Data provided below:

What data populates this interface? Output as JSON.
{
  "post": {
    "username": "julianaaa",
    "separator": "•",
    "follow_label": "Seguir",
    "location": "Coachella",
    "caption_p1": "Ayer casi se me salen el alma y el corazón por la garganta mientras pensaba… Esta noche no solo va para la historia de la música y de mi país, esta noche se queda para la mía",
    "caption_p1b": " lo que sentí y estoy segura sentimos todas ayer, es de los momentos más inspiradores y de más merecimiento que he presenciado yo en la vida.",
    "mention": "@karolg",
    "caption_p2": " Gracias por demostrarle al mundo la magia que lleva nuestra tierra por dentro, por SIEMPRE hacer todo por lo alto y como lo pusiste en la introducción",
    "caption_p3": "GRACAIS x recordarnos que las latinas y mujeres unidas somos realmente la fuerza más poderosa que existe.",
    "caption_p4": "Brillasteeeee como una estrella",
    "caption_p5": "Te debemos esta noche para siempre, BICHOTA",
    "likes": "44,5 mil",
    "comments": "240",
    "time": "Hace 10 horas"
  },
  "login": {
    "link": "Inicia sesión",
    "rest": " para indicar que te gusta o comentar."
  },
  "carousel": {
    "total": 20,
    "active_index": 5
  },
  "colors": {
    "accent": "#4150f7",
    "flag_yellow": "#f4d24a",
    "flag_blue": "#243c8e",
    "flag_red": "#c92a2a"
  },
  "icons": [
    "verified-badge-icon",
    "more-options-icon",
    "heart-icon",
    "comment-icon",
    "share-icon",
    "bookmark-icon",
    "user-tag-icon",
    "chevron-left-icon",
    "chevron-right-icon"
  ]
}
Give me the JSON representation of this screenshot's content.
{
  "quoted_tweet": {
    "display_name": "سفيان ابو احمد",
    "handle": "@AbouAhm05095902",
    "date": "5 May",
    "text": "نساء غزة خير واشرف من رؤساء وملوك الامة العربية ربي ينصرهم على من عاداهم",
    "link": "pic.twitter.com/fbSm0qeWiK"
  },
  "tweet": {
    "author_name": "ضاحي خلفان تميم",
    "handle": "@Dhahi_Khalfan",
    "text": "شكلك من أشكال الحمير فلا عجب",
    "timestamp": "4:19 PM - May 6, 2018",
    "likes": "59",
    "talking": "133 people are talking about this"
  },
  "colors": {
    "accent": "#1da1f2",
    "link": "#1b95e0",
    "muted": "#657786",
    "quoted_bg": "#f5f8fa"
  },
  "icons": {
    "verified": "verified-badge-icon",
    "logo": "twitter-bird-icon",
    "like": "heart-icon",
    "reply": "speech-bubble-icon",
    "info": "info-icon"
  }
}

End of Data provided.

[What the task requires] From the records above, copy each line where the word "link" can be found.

[Result]
    "link": "Inicia sesión",
    "link": "pic.twitter.com/fbSm0qeWiK"
    "link": "#1b95e0",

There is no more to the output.